The relationship between the mineralization of peritubular dentin (PTD) and intertubular dentin (ITD) is not well understood. Tubules are quite small, diameter â̂2-μm, and this makes the near-tubule region of dentin difficult to study. Here, advanced characterization techniques are applied in a novel way to examine what organic or nanostructural signatures may indicate the end of ITD or the beginning of PTD mineralization. X-ray fluorescence intensity (Ca, P, and Zn) and X-ray diffraction patterns from carbonated apatite (cAp) were mapped around dentintubules at resolutions ten times smaller than the feature size (200-nm pixels), representing a 36% increase in resolution over earlier work. In the near tubule volumes of near-pulp, root dentin, Zn intensity was higher than in ITD remote from the tubules. This increase in Zn 2+, as determined by X-ray absorption near edge structure analysis, may indicate the presence of metalloenzymes or transcription factors important to ITD or PTD mineralization. The profiles of the cAp 00.2 X-ray diffraction rings were fitted with a pseudo-Voigt function, and the spatial and azimuthal distribution of these rings' integrated intensities indicated that the cAp platelets were arranged with their c-axes aligned tangential to the edge of the tubule lumen. This texture was continuous throughout the dentin indicating a lack of structural difference between in the Zn rich near-tubular region and the remote ITD.

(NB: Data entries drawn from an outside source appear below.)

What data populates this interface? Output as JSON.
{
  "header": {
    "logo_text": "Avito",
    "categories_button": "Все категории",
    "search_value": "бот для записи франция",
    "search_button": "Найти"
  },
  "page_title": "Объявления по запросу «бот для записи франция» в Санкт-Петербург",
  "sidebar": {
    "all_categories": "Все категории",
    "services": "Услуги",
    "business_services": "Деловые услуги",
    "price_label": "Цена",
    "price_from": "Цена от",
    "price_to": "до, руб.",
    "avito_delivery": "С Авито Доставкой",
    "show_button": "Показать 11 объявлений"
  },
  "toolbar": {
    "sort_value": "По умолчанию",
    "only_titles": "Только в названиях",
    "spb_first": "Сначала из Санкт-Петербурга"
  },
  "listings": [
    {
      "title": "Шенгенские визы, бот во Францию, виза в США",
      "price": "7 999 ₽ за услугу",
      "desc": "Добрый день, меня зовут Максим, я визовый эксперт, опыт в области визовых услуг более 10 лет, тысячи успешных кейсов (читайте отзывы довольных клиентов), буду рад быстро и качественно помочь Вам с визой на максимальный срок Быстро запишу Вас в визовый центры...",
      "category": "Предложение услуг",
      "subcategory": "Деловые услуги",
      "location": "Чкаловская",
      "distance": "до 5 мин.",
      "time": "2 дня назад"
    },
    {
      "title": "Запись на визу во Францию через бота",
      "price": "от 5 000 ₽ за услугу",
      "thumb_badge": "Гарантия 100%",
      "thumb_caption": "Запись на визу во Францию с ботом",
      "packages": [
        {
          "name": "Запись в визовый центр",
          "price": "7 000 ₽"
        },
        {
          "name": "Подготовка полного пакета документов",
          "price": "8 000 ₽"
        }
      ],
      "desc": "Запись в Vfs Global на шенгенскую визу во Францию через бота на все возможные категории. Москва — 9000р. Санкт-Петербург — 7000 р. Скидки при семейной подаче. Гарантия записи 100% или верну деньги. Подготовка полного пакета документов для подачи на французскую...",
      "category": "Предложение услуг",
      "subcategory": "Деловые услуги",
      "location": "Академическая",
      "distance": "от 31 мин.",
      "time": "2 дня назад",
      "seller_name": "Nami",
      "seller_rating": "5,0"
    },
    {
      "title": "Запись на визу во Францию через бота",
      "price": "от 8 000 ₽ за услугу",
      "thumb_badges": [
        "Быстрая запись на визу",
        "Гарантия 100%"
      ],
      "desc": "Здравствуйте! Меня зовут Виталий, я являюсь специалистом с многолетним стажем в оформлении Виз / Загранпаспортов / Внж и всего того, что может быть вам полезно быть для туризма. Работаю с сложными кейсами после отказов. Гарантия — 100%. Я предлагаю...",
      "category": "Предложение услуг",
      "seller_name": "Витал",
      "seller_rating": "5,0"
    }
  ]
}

- X-ray diffraction mapping
- X-ray fluorescence mapping
ASJC Scopus subject areas
- Atomic and Molecular Physics, and Optics